- _TASK_: Scan the listing below for the word "detail", then copy each line that has it.

- _AVAILABLE RECORDS_:

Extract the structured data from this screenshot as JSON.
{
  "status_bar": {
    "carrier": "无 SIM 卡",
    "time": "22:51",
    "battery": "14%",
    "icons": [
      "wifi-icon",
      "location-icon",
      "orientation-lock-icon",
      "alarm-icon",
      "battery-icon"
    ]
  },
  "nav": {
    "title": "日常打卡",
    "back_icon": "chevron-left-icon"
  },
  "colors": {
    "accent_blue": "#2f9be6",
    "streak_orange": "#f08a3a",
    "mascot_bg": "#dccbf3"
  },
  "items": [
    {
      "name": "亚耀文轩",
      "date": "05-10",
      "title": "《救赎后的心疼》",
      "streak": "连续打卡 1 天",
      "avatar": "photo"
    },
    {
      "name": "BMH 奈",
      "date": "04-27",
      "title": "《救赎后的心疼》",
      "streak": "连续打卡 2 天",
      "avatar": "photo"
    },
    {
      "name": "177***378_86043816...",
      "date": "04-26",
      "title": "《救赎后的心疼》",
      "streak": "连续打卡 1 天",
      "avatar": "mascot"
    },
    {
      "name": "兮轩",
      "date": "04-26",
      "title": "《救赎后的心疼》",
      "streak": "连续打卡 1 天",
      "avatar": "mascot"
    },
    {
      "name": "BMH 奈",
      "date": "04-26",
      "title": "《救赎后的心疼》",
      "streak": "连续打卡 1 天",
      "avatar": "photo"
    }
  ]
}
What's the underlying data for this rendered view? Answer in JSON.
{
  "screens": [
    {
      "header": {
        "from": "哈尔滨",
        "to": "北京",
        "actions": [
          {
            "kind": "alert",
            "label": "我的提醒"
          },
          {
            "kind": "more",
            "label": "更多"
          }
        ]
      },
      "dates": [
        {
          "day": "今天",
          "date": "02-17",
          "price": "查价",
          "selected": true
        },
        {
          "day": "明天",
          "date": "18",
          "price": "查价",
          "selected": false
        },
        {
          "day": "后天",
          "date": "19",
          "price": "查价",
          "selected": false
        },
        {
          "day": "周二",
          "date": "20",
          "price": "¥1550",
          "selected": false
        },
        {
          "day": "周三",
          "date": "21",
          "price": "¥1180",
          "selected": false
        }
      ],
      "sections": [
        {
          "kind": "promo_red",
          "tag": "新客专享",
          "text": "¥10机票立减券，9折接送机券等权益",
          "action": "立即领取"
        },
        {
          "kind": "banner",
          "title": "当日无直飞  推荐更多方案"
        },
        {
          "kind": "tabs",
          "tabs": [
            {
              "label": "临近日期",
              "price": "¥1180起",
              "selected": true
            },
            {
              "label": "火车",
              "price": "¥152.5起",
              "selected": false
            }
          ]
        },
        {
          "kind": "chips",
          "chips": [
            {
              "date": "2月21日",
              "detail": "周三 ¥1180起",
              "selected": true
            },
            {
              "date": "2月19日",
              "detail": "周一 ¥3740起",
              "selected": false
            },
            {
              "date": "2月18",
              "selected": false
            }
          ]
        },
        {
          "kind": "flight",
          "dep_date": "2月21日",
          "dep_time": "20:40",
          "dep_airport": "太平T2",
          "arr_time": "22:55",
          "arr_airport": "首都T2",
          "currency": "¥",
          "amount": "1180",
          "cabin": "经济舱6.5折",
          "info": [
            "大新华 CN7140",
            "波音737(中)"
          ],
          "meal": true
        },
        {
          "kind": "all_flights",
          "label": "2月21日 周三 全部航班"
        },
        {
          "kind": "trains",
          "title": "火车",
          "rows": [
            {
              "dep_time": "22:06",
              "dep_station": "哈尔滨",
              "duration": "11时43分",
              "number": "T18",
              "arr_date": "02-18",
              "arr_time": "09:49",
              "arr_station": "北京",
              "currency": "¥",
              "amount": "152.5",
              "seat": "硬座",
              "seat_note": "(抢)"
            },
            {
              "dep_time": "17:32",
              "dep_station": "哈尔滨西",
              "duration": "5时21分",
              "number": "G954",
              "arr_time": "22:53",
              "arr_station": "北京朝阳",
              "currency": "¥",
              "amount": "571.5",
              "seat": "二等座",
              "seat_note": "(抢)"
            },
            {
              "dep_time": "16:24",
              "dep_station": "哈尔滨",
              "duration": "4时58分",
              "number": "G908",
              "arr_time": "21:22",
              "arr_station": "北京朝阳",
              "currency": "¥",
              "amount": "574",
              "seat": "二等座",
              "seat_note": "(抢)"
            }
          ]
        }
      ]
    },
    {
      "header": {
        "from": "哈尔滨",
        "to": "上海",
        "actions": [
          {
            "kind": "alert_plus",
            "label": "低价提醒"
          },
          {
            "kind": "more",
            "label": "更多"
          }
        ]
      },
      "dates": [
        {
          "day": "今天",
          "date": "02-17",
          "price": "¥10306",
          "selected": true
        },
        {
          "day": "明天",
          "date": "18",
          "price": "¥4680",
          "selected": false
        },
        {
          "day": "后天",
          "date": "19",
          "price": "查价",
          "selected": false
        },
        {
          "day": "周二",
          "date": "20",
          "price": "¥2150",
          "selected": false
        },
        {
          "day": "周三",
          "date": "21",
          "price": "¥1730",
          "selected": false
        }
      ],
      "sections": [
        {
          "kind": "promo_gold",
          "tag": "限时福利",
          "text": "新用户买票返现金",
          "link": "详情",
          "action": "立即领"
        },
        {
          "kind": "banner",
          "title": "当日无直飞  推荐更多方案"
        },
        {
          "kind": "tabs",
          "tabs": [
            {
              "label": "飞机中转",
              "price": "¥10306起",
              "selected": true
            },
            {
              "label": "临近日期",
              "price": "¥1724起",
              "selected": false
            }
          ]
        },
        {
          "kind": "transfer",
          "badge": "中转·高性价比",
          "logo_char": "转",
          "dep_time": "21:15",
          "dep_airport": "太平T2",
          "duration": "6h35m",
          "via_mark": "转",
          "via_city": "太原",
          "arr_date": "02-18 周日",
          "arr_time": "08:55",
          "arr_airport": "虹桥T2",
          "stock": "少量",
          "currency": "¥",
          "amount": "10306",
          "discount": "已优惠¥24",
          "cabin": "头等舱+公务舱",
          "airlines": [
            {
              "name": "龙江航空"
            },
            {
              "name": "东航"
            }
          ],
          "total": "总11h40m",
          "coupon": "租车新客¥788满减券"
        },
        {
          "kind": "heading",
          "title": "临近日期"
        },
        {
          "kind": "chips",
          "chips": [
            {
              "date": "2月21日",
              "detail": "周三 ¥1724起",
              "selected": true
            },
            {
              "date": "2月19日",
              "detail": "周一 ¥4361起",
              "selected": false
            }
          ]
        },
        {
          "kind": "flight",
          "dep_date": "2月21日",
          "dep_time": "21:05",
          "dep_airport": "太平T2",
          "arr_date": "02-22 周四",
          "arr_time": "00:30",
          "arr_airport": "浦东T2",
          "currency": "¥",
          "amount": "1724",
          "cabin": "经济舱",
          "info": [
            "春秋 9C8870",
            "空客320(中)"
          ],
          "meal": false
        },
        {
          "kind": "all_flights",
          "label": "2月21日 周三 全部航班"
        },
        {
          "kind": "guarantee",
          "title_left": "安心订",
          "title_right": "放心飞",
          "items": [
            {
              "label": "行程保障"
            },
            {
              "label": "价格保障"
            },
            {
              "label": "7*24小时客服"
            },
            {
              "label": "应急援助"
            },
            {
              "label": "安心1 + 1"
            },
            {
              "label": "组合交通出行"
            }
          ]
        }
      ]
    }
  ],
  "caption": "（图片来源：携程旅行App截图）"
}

- _WRITTEN RESPONSE_:
              "detail": "周三 ¥1180起",
              "detail": "周一 ¥3740起",
              "detail": "周三 ¥1724起",
              "detail": "周一 ¥4361起",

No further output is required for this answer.